“On the one hand, it’s terrific that we’re beginning to have a serious discussion about inequality, poverty and opportunity,” he wrote later on his blog. “On the other, the debate is mostly about the minimum wage and unemployment benefits, which to my thinking are useful but not the most cost-effective measures.”
“Priorities 1-10 for this group is to stop them from having children at all,” Tom from Kansas responded.
“This story is sad, disheartening, and frustrating. There is also an element of responsibility on the parent/s, though. The internet is free at libraries, various other resources. Milestones are easily accessible, as is basic knowledge about childcare. If a child is not hearing/coooing/looking towards sounds, it is up to the parent to recognize that first,” someone from LA wrote.
“I, for one, am tired of witnessing far too many children neglected and abused by those who are supposed to be responsible for their love, care and well-being,” said a third.
Apparently callers to Kristof also pointed out money spent on the mom’s tatoos could’ve been better spent.
Is this theme just the Internet being the Internet, or does it suggest, at Kristof did in his follow-up column yesterday, a “compassion gap?”
Critics note that if a person manages to get through high school and avoid drugs, crime and parenting outside of marriage, it’s often possible to escape poverty. Fair enough. But if you’re one of the one-fifth of children in West Virginia born with drugs or alcohol in your system, if you ingest lead from peeling paint as a toddler, if your hearing or vision impairments aren’t detected, if you live in a home with no books in a gang-ridden neighborhood with terrible schools — in all these cases, you’re programmed for failure as surely as children of professionals are programed for success.
So when kids in poverty stumble, it’s not quite right to say that they “failed.” Often, they never had a chance.
Researchers also find that financial stress sometimes impairs cognitive function, leading to bad choices. Indian farmers, for example, test higher for I.Q. after a harvest when they are financially secure. Alleviate financial worry, and you can gain 13 points in measured I.Q.
The tattoos that readers saw on Truffles are mostly old ones, predating Johnny, and she is passionate about helping him.

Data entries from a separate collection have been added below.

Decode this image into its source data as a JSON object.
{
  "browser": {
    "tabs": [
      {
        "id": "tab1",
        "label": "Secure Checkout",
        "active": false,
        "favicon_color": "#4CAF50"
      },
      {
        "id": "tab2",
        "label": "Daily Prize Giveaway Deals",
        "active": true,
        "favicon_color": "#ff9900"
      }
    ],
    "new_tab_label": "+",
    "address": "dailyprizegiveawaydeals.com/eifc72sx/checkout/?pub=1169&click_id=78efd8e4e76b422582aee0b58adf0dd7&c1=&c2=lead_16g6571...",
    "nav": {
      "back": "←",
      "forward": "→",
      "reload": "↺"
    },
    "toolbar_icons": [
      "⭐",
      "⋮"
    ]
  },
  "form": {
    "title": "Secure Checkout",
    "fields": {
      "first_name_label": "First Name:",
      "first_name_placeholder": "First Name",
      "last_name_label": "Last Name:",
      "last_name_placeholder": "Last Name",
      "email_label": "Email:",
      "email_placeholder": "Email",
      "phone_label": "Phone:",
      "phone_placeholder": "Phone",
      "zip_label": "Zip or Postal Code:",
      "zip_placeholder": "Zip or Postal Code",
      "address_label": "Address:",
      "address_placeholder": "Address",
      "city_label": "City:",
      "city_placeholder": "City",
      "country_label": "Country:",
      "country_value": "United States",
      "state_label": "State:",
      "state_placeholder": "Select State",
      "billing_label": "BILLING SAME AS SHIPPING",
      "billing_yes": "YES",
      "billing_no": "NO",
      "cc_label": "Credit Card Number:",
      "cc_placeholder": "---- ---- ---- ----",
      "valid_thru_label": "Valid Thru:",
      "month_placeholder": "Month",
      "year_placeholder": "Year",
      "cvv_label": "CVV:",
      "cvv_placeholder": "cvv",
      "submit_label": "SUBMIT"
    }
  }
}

That’s why she enrolled him in a Save the Children program that provides books that she reads to him every day. In that trailer in Appalachia, I don’t see a fat woman with tattoos; I see a loving mom who encapsulates any parent’s dreams for a child.
Johnny shouldn’t be written off at the age of 3 because of the straw he drew in the lottery of birth. To spread opportunity, let’s start by pointing fewer fingers and offering more helping hands.
Question: Do we act based on what we know to be true, or merely on what we think to be true?